• **Working data**
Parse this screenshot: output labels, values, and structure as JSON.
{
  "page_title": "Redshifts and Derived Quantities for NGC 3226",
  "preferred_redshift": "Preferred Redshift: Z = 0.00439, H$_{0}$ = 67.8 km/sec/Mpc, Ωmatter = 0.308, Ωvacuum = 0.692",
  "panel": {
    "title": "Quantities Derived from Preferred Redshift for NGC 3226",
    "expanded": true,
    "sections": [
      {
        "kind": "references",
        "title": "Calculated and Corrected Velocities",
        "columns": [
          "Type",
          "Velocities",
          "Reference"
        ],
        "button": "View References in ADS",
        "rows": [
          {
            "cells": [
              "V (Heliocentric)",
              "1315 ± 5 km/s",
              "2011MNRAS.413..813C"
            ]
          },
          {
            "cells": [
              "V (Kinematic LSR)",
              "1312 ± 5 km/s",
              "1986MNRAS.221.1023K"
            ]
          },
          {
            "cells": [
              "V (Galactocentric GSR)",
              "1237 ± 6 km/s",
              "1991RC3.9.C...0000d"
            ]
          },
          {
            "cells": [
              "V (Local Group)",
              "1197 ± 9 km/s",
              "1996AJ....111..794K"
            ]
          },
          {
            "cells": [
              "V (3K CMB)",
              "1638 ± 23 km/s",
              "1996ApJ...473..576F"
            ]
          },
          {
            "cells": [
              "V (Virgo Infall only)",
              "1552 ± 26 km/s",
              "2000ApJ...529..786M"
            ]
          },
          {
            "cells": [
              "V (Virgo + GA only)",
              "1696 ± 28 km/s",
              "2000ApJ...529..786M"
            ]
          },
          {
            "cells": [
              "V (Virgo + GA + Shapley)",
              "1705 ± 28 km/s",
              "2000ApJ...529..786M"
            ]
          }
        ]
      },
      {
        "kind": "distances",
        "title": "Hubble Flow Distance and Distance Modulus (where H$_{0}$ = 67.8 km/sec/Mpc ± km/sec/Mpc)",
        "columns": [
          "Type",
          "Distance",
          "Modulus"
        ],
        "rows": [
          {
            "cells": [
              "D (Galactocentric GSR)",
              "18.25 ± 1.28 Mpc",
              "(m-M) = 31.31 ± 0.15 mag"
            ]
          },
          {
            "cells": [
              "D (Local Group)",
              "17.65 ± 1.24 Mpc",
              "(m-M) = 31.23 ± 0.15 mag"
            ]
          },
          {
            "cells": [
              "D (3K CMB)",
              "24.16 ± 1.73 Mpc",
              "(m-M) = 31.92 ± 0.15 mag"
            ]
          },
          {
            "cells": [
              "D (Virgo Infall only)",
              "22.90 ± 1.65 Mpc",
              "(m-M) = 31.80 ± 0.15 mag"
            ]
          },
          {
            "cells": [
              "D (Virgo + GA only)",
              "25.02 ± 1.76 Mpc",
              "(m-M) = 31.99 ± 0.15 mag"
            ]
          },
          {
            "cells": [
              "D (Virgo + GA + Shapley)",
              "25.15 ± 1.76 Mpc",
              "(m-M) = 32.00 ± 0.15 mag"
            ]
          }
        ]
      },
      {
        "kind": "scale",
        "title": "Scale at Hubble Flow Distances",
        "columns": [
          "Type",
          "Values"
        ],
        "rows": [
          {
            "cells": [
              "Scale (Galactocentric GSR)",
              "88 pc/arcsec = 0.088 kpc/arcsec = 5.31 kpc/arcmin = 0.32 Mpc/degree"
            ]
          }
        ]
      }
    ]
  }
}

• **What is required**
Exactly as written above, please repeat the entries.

• **Answer for this exercise**
Parse this screenshot: output labels, values, and structure as JSON.
{
  "page_title": "Redshifts and Derived Quantities for NGC 3226",
  "preferred_redshift": "Preferred Redshift: Z = 0.00439, H$_{0}$ = 67.8 km/sec/Mpc, Ωmatter = 0.308, Ωvacuum = 0.692",
  "panel": {
    "title": "Quantities Derived from Preferred Redshift for NGC 3226",
    "expanded": true,
    "sections": [
      {
        "kind": "references",
        "title": "Calculated and Corrected Velocities",
        "columns": [
          "Type",
          "Velocities",
          "Reference"
        ],
        "button": "View References in ADS",
        "rows": [
          {
            "cells": [
              "V (Heliocentric)",
              "1315 ± 5 km/s",
              "2011MNRAS.413..813C"
            ]
          },
          {
            "cells": [
              "V (Kinematic LSR)",
              "1312 ± 5 km/s",
              "1986MNRAS.221.1023K"
            ]
          },
          {
            "cells": [
              "V (Galactocentric GSR)",
              "1237 ± 6 km/s",
              "1991RC3.9.C...0000d"
            ]
          },
          {
            "cells": [
              "V (Local Group)",
              "1197 ± 9 km/s",
              "1996AJ....111..794K"
            ]
          },
          {
            "cells": [
              "V (3K CMB)",
              "1638 ± 23 km/s",
              "1996ApJ...473..576F"
            ]
          },
          {
            "cells": [
              "V (Virgo Infall only)",
              "1552 ± 26 km/s",
              "2000ApJ...529..786M"
            ]
          },
          {
            "cells": [
              "V (Virgo + GA only)",
              "1696 ± 28 km/s",
              "2000ApJ...529..786M"
            ]
          },
          {
            "cells": [
              "V (Virgo + GA + Shapley)",
              "1705 ± 28 km/s",
              "2000ApJ...529..786M"
            ]
          }
        ]
      },
      {
        "kind": "distances",
        "title": "Hubble Flow Distance and Distance Modulus (where H$_{0}$ = 67.8 km/sec/Mpc ± km/sec/Mpc)",
        "columns": [
          "Type",
          "Distance",
          "Modulus"
        ],
        "rows": [
          {
            "cells": [
              "D (Galactocentric GSR)",
              "18.25 ± 1.28 Mpc",
              "(m-M) = 31.31 ± 0.15 mag"
            ]
          },
          {
            "cells": [
              "D (Local Group)",
              "17.65 ± 1.24 Mpc",
              "(m-M) = 31.23 ± 0.15 mag"
            ]
          },
          {
            "cells": [
              "D (3K CMB)",
              "24.16 ± 1.73 Mpc",
              "(m-M) = 31.92 ± 0.15 mag"
            ]
          },
          {
            "cells": [
              "D (Virgo Infall only)",
              "22.90 ± 1.65 Mpc",
              "(m-M) = 31.80 ± 0.15 mag"
            ]
          },
          {
            "cells": [
              "D (Virgo + GA only)",
              "25.02 ± 1.76 Mpc",
              "(m-M) = 31.99 ± 0.15 mag"
            ]
          },
          {
            "cells": [
              "D (Virgo + GA + Shapley)",
              "25.15 ± 1.76 Mpc",
              "(m-M) = 32.00 ± 0.15 mag"
            ]
          }
        ]
      },
      {
        "kind": "scale",
        "title": "Scale at Hubble Flow Distances",
        "columns": [
          "Type",
          "Values"
        ],
        "rows": [
          {
            "cells": [
              "Scale (Galactocentric GSR)",
              "88 pc/arcsec = 0.088 kpc/arcsec = 5.31 kpc/arcmin = 0.32 Mpc/degree"
            ]
          }
        ]
      }
    ]
  }
}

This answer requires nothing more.